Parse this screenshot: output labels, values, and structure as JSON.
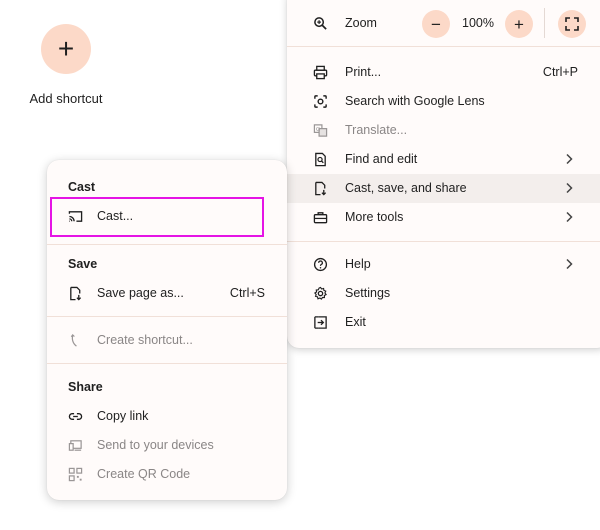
{
  "shortcut": {
    "plus": "+",
    "label": "Add shortcut"
  },
  "main_menu": {
    "zoom": {
      "label": "Zoom",
      "minus": "−",
      "value": "100%",
      "plus": "+"
    },
    "print": {
      "label": "Print...",
      "shortcut": "Ctrl+P"
    },
    "lens": {
      "label": "Search with Google Lens"
    },
    "translate": {
      "label": "Translate..."
    },
    "find": {
      "label": "Find and edit"
    },
    "cast_save_share": {
      "label": "Cast, save, and share"
    },
    "more_tools": {
      "label": "More tools"
    },
    "help": {
      "label": "Help"
    },
    "settings": {
      "label": "Settings"
    },
    "exit": {
      "label": "Exit"
    }
  },
  "sub_menu": {
    "cast_heading": "Cast",
    "cast_item": "Cast...",
    "save_heading": "Save",
    "save_page": {
      "label": "Save page as...",
      "shortcut": "Ctrl+S"
    },
    "create_shortcut": "Create shortcut...",
    "share_heading": "Share",
    "copy_link": "Copy link",
    "send_devices": "Send to your devices",
    "qr_code": "Create QR Code"
  },
  "colors": {
    "accent_tint": "#fcd9c8",
    "highlight_outline": "#e514e5",
    "menu_bg": "#fffbfa"
  }
}
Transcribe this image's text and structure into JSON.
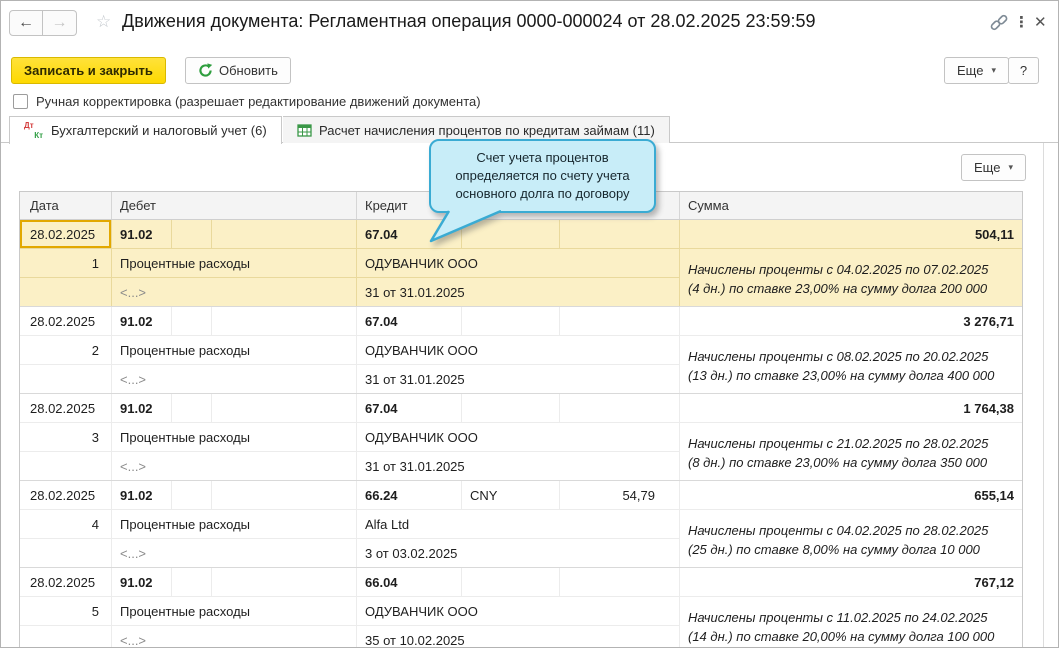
{
  "colors": {
    "accent_button": "#ffdd2d",
    "row_highlight": "#fbf0c6",
    "selected_cell_border": "#e2a800",
    "tooltip_bg": "#c8edf8",
    "tooltip_border": "#3aabd3",
    "refresh_icon_green": "#2e9e3e",
    "debit_red": "#d43c3c",
    "credit_green": "#2f9e43"
  },
  "icons": {
    "back": "←",
    "forward": "→",
    "star": "☆",
    "kebab": "⋮",
    "close": "✕",
    "drop_arrow": "▾",
    "dt": "Дт",
    "kt": "Кт"
  },
  "titlebar": {
    "title": "Движения документа: Регламентная операция 0000-000024 от 28.02.2025 23:59:59"
  },
  "toolbar": {
    "save_close_label": "Записать и закрыть",
    "refresh_label": "Обновить",
    "more_label": "Еще",
    "help_label": "?"
  },
  "checkbox": {
    "label": "Ручная корректировка (разрешает редактирование движений документа)",
    "checked": false
  },
  "tabs": [
    {
      "label": "Бухгалтерский и налоговый учет (6)",
      "active": true
    },
    {
      "label": "Расчет начисления процентов по кредитам займам (11)",
      "active": false
    }
  ],
  "panel": {
    "more_label": "Еще"
  },
  "tooltip": {
    "text": "Счет учета процентов\nопределяется по счету учета\nосновного долга по договору"
  },
  "table": {
    "headers": {
      "date": "Дата",
      "debit": "Дебет",
      "credit": "Кредит",
      "sum": "Сумма"
    },
    "rows": [
      {
        "date": "28.02.2025",
        "num": "1",
        "debit_account": "91.02",
        "debit_sub1": "Процентные расходы",
        "debit_sub2": "<...>",
        "credit_account": "67.04",
        "credit_cur": "",
        "credit_cur_amount": "",
        "credit_sub1": "ОДУВАНЧИК ООО",
        "credit_sub2": "31 от 31.01.2025",
        "sum": "504,11",
        "comment": "Начислены проценты с 04.02.2025 по 07.02.2025\n(4 дн.) по ставке 23,00% на сумму долга 200 000",
        "selected": true
      },
      {
        "date": "28.02.2025",
        "num": "2",
        "debit_account": "91.02",
        "debit_sub1": "Процентные расходы",
        "debit_sub2": "<...>",
        "credit_account": "67.04",
        "credit_cur": "",
        "credit_cur_amount": "",
        "credit_sub1": "ОДУВАНЧИК ООО",
        "credit_sub2": "31 от 31.01.2025",
        "sum": "3 276,71",
        "comment": "Начислены проценты с 08.02.2025 по 20.02.2025\n(13 дн.) по ставке 23,00% на сумму долга 400 000",
        "selected": false
      },
      {
        "date": "28.02.2025",
        "num": "3",
        "debit_account": "91.02",
        "debit_sub1": "Процентные расходы",
        "debit_sub2": "<...>",
        "credit_account": "67.04",
        "credit_cur": "",
        "credit_cur_amount": "",
        "credit_sub1": "ОДУВАНЧИК ООО",
        "credit_sub2": "31 от 31.01.2025",
        "sum": "1 764,38",
        "comment": "Начислены проценты с 21.02.2025 по 28.02.2025\n(8 дн.) по ставке 23,00% на сумму долга 350 000",
        "selected": false
      },
      {
        "date": "28.02.2025",
        "num": "4",
        "debit_account": "91.02",
        "debit_sub1": "Процентные расходы",
        "debit_sub2": "<...>",
        "credit_account": "66.24",
        "credit_cur": "CNY",
        "credit_cur_amount": "54,79",
        "credit_sub1": "Alfa Ltd",
        "credit_sub2": "3 от 03.02.2025",
        "sum": "655,14",
        "comment": "Начислены проценты с 04.02.2025 по 28.02.2025\n(25 дн.) по ставке 8,00% на сумму долга 10 000",
        "selected": false
      },
      {
        "date": "28.02.2025",
        "num": "5",
        "debit_account": "91.02",
        "debit_sub1": "Процентные расходы",
        "debit_sub2": "<...>",
        "credit_account": "66.04",
        "credit_cur": "",
        "credit_cur_amount": "",
        "credit_sub1": "ОДУВАНЧИК ООО",
        "credit_sub2": "35 от 10.02.2025",
        "sum": "767,12",
        "comment": "Начислены проценты с 11.02.2025 по 24.02.2025\n(14 дн.) по ставке 20,00% на сумму долга 100 000",
        "selected": false
      }
    ]
  }
}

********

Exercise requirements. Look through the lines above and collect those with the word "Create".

Problem solution.
    "create_shortcut": "Create shortcut...",
    "qr_code": "Create QR Code"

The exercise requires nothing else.